Helios Picture


Wikipedia info:
Helios ( /ˈhiːli.ɒs/; Ancient Greek: Ἥλιος "Sun", Latinized as Helius) was the personification of the Sun in Greek mythology. Homer often calls him simply Titan or Hyperion, while Hesiod (Theogony 371) and the Homeric Hymn separate him as a son of the Titans Hyperion and Theia (Hesiod) or Euryphaessa (Homeric Hymn) and brother of the goddesses Selene, the moon, and Eos, the dawn. The names of these three were also the common Greek words for Sun, Moon and dawn. Ovid also calls him Titan, in fact "lumina Titan".[1]
Helios was imagined as a handsome god crowned with the shining aureole of the Sun, who drove the chariot of the sun across the sky each day to earth-circling Oceanus and through the world-ocean returned to the East at night. Homer described Helios's chariot as drawn by solar steeds (Iliad xvi.779); later Pindar described it as drawn by "fire-darting steeds" (Olympian Ode 7.71). Still later, the horses were given fiery names: Pyrois, Aeos, Aethon, and Phlegon.
As time passed, Helios was increasingly identified with the god of light, Apollo. However, in spite of their syncretism, they were also often viewed as two distinct gods (Helios was a Titan, whereas Apollo was an Olympian). The equivalent of Helios in Roman mythology was Sol, specifically Sol Invictus.


The Greek masculine theonym Ἥλιος (Helios) is derived from the noun ἥλιος, "Sun" in ancient Greek.
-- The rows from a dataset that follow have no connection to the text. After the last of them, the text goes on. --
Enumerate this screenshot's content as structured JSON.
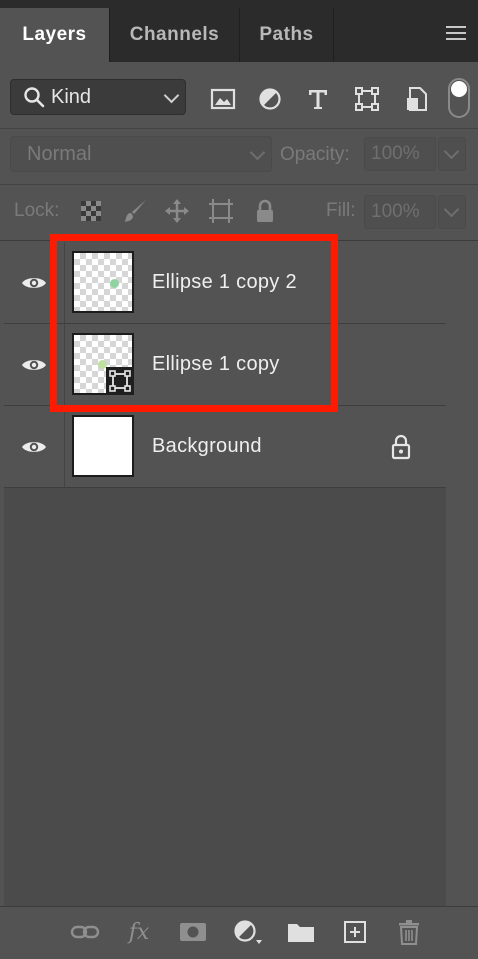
{
  "tabs": [
    {
      "label": "Layers",
      "active": true
    },
    {
      "label": "Channels",
      "active": false
    },
    {
      "label": "Paths",
      "active": false
    }
  ],
  "panel_menu_icon": "hamburger-icon",
  "filter": {
    "kind_label": "Kind",
    "icons": [
      "pixel-layer-filter-icon",
      "adjustment-layer-filter-icon",
      "type-layer-filter-icon",
      "shape-layer-filter-icon",
      "smart-object-filter-icon"
    ],
    "toggle_on": true
  },
  "blend": {
    "mode": "Normal",
    "opacity_label": "Opacity:",
    "opacity_value": "100%"
  },
  "lock": {
    "label": "Lock:",
    "icons": [
      "lock-transparent-pixels-icon",
      "lock-image-pixels-icon",
      "lock-position-icon",
      "lock-artboard-icon",
      "lock-all-icon"
    ],
    "fill_label": "Fill:",
    "fill_value": "100%"
  },
  "layers": [
    {
      "name": "Ellipse 1 copy 2",
      "visible": true,
      "thumb": "transparent",
      "dot_color": "#8fd3a2",
      "smart_object": false,
      "locked": false
    },
    {
      "name": "Ellipse 1 copy",
      "visible": true,
      "thumb": "transparent",
      "dot_color": "#bfe0a0",
      "smart_object": true,
      "locked": false
    },
    {
      "name": "Background",
      "visible": true,
      "thumb": "white",
      "smart_object": false,
      "locked": true
    }
  ],
  "highlight_color": "#ff1a00",
  "bottom_icons": [
    "link-layers-icon",
    "fx-icon",
    "add-mask-icon",
    "new-adjustment-layer-icon",
    "new-group-icon",
    "new-layer-icon",
    "delete-layer-icon"
  ],
  "fx_text": "fx"
}
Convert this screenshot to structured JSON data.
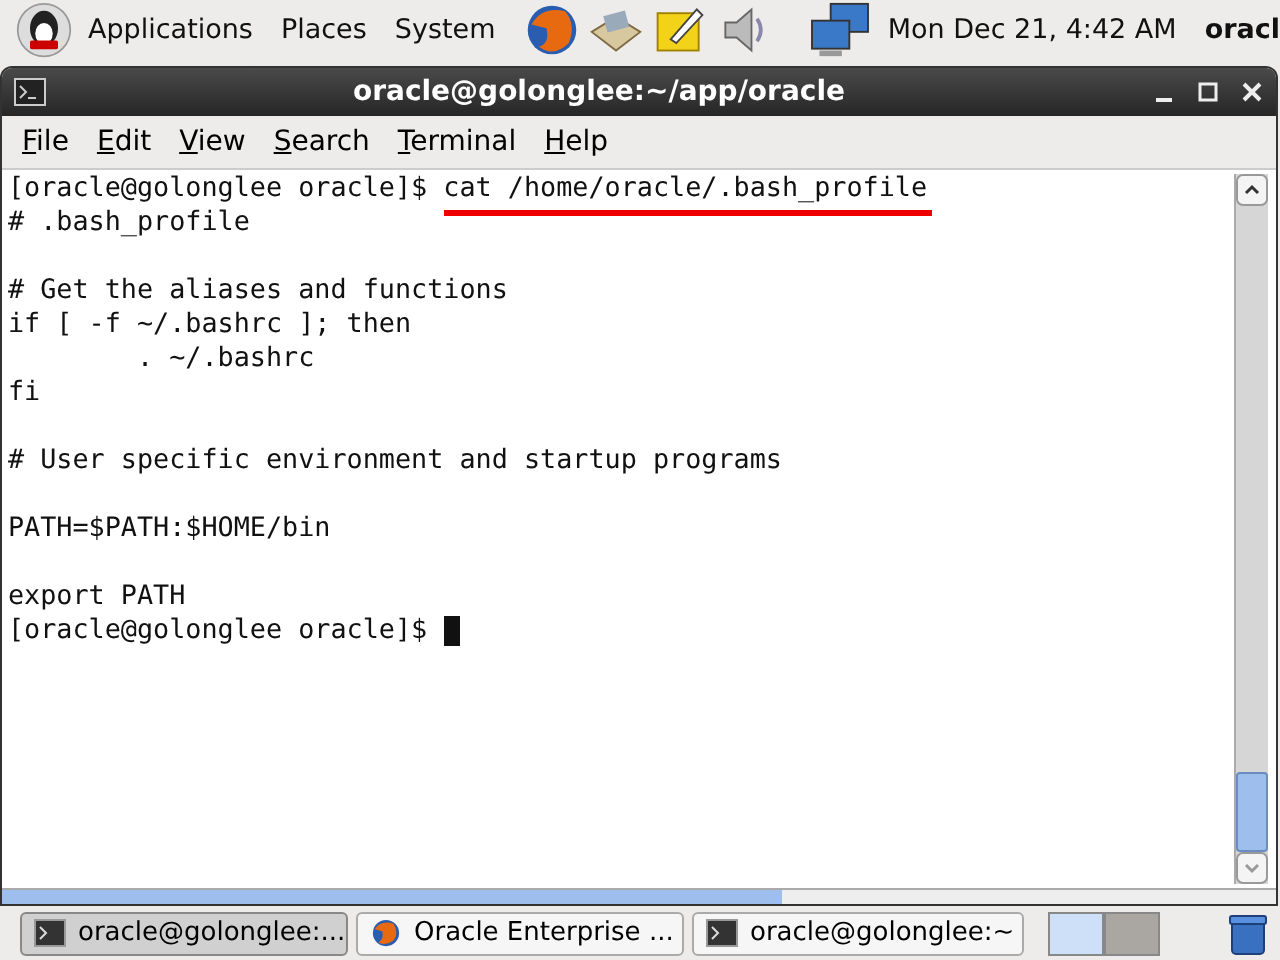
{
  "top_panel": {
    "menus": [
      "Applications",
      "Places",
      "System"
    ],
    "clock": "Mon Dec 21,  4:42 AM",
    "user": "oracl"
  },
  "window": {
    "title": "oracle@golonglee:~/app/oracle"
  },
  "menubar": [
    "File",
    "Edit",
    "View",
    "Search",
    "Terminal",
    "Help"
  ],
  "terminal": {
    "blocks": [
      {
        "lines": [
          "[oracle@golonglee oracle]$ cat /home/oracle/.bash_profile",
          "# .bash_profile"
        ]
      },
      {
        "lines": [
          "# Get the aliases and functions",
          "if [ -f ~/.bashrc ]; then",
          "        . ~/.bashrc",
          "fi"
        ]
      },
      {
        "lines": [
          "# User specific environment and startup programs"
        ]
      },
      {
        "lines": [
          "PATH=$PATH:$HOME/bin"
        ]
      },
      {
        "lines": [
          "export PATH",
          "[oracle@golonglee oracle]$ "
        ]
      }
    ]
  },
  "taskbar": {
    "items": [
      {
        "kind": "terminal",
        "label": "oracle@golonglee:...",
        "selected": true
      },
      {
        "kind": "browser",
        "label": "Oracle Enterprise ...",
        "selected": false
      },
      {
        "kind": "terminal",
        "label": "oracle@golonglee:~",
        "selected": false
      }
    ],
    "workspaces": [
      {
        "selected": true
      },
      {
        "selected": false
      }
    ]
  }
}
The ancient Greek word derives from Proto-Indo-European *sóh₂wl̥. Cognate with Latin sol, Sanskrit surya, Old English swegl (sky-heavens) Germanic sunna, Welsh haul, etc.[2] The female offspring of Helios were called Heliades. ? --> personally i dont accept Proto-Indo-European Etymology but because i am not a historical i can not tell my readings and my opinion on this inaccurate sources..
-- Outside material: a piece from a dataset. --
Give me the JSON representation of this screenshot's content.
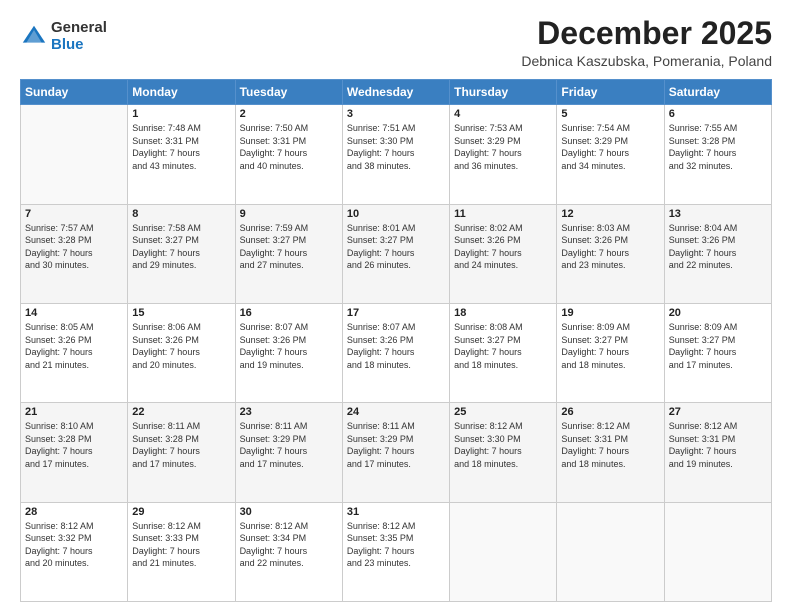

wood panel with mixed media
detail of the big paint

MiSt artworks
Old Gods: Gaia
Quietus: Can't Fight The Moonlight